** Element data from apps and pages **
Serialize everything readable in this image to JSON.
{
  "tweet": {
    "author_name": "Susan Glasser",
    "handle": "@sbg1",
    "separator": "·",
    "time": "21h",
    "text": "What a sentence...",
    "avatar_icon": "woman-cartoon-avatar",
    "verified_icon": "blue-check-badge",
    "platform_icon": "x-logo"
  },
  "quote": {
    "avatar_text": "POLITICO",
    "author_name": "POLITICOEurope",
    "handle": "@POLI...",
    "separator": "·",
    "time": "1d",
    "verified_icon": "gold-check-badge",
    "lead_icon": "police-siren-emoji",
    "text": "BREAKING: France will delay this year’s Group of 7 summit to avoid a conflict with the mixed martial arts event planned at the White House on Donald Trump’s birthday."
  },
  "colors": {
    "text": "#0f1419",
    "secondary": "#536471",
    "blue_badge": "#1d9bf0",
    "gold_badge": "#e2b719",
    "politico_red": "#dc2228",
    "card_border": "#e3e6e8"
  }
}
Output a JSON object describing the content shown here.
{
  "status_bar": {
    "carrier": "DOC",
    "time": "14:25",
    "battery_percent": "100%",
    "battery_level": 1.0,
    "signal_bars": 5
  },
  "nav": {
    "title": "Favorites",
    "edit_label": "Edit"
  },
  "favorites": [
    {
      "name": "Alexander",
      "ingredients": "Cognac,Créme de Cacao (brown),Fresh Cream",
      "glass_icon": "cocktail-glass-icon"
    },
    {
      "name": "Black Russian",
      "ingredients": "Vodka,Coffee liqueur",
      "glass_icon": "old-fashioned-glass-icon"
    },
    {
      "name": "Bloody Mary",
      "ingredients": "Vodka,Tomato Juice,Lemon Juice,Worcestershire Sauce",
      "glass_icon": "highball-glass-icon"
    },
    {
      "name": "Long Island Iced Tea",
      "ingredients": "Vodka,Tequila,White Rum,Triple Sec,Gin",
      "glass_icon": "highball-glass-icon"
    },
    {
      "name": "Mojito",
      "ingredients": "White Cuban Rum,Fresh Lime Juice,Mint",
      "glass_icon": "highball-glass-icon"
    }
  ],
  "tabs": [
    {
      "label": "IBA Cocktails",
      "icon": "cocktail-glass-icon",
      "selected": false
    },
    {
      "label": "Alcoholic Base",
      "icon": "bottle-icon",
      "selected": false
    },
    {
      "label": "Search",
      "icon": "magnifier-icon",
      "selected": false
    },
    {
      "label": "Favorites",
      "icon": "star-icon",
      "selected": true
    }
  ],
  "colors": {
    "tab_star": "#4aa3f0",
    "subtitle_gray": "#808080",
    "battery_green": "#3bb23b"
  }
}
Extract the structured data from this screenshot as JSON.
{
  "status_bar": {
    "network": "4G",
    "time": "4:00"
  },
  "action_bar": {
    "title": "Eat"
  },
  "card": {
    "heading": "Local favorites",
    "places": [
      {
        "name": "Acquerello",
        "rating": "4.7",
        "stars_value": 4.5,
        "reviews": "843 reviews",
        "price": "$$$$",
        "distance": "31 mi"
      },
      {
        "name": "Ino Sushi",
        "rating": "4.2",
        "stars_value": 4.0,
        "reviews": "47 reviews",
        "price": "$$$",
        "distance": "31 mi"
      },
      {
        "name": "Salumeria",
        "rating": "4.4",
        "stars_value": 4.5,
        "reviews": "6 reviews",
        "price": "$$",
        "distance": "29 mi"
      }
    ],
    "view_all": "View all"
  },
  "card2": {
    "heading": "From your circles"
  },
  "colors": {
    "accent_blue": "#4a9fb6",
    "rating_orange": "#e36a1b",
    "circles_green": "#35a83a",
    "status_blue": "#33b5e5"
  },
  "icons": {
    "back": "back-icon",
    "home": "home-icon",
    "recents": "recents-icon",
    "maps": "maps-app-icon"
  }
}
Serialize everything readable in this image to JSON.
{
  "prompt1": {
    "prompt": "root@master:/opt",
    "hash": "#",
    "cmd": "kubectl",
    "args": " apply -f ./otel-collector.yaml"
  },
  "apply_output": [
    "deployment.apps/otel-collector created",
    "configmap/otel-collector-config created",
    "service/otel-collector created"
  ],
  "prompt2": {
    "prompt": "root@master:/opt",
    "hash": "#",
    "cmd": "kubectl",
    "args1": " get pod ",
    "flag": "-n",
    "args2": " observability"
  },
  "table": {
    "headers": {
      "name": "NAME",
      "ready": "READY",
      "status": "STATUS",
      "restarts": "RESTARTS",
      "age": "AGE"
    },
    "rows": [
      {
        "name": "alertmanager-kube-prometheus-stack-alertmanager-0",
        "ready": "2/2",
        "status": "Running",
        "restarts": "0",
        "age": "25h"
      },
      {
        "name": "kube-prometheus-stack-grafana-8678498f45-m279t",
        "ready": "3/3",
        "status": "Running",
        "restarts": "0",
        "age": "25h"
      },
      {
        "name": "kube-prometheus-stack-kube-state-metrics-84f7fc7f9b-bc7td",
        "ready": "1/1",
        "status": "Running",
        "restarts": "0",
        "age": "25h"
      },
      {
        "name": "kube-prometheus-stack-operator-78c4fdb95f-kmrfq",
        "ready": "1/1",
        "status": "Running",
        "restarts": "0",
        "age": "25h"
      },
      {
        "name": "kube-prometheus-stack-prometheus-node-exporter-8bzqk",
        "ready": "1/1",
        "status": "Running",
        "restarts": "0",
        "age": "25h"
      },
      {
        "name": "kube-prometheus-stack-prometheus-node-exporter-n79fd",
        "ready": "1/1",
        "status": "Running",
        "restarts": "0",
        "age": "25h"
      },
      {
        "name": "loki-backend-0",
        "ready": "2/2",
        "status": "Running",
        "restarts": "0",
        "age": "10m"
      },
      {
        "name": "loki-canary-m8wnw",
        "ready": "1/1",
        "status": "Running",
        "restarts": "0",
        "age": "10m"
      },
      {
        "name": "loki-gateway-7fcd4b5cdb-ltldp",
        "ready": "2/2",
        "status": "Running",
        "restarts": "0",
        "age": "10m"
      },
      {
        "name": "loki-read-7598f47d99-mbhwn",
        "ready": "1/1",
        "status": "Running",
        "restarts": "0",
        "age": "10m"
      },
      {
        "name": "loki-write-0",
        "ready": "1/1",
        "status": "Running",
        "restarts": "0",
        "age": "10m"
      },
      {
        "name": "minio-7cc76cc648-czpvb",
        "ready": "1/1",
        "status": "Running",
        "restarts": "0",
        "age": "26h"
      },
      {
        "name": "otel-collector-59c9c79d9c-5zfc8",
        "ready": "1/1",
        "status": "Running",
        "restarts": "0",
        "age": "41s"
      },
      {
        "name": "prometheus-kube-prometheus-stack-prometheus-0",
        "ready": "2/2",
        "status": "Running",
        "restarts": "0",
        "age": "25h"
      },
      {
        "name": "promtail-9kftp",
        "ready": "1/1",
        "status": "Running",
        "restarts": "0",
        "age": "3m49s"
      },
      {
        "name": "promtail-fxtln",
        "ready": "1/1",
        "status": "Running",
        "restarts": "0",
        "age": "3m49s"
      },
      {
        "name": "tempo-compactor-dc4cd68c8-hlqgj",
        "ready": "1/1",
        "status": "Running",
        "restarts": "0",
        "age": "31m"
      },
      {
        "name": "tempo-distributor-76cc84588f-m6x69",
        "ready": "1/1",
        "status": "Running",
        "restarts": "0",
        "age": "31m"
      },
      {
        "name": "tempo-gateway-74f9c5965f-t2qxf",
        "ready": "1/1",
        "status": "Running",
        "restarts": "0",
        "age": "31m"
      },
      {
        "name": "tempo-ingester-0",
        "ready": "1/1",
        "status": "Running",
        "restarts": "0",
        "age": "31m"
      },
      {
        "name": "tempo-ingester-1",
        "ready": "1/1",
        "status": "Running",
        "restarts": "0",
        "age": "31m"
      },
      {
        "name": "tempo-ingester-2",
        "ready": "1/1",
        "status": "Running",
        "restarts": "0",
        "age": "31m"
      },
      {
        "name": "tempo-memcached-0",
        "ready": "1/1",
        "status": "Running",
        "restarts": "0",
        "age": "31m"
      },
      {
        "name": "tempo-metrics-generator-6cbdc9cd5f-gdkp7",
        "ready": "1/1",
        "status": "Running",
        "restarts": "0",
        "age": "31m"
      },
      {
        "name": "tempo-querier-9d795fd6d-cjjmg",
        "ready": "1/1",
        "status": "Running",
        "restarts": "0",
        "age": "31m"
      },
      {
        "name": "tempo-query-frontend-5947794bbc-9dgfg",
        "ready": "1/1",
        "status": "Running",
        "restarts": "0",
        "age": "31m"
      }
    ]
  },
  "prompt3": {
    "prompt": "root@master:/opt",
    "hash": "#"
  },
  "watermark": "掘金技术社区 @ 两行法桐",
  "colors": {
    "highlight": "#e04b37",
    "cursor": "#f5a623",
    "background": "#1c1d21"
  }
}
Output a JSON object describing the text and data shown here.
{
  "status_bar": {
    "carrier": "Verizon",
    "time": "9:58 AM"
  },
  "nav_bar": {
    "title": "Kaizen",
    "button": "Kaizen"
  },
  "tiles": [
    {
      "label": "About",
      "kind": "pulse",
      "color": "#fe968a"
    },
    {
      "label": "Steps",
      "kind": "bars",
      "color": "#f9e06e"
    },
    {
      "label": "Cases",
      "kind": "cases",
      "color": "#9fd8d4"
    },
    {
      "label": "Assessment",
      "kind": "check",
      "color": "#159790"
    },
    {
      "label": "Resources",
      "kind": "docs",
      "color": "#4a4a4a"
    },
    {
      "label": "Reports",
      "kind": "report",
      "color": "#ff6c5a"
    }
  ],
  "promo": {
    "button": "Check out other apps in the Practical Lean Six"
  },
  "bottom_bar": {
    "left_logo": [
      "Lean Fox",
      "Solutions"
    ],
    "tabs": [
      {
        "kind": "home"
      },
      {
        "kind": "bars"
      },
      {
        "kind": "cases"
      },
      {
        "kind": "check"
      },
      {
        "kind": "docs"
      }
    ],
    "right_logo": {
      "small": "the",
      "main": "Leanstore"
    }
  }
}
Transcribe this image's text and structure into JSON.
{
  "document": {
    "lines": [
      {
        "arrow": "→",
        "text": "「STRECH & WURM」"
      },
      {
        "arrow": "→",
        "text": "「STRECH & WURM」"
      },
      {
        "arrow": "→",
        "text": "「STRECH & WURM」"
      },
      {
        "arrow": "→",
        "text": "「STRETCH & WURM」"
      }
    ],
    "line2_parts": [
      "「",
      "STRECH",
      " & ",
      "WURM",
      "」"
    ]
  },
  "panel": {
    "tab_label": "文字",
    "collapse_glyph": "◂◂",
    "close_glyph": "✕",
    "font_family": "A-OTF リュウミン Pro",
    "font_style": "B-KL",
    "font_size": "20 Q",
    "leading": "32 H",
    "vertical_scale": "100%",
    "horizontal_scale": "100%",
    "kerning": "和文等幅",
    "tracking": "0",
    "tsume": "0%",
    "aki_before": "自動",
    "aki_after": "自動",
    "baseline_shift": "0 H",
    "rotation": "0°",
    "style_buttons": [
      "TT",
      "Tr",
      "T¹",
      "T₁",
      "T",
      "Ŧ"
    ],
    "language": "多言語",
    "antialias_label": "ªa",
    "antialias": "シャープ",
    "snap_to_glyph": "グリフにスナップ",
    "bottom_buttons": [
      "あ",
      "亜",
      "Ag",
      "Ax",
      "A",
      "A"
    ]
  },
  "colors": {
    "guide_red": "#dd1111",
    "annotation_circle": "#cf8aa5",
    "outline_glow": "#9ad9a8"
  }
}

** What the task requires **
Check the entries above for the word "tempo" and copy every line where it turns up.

** Result of the exercise **
        "name": "tempo-compactor-dc4cd68c8-hlqgj",
        "name": "tempo-distributor-76cc84588f-m6x69",
        "name": "tempo-gateway-74f9c5965f-t2qxf",
        "name": "tempo-ingester-0",
        "name": "tempo-ingester-1",
        "name": "tempo-ingester-2",
        "name": "tempo-memcached-0",
        "name": "tempo-metrics-generator-6cbdc9cd5f-gdkp7",
        "name": "tempo-querier-9d795fd6d-cjjmg",
        "name": "tempo-query-frontend-5947794bbc-9dgfg",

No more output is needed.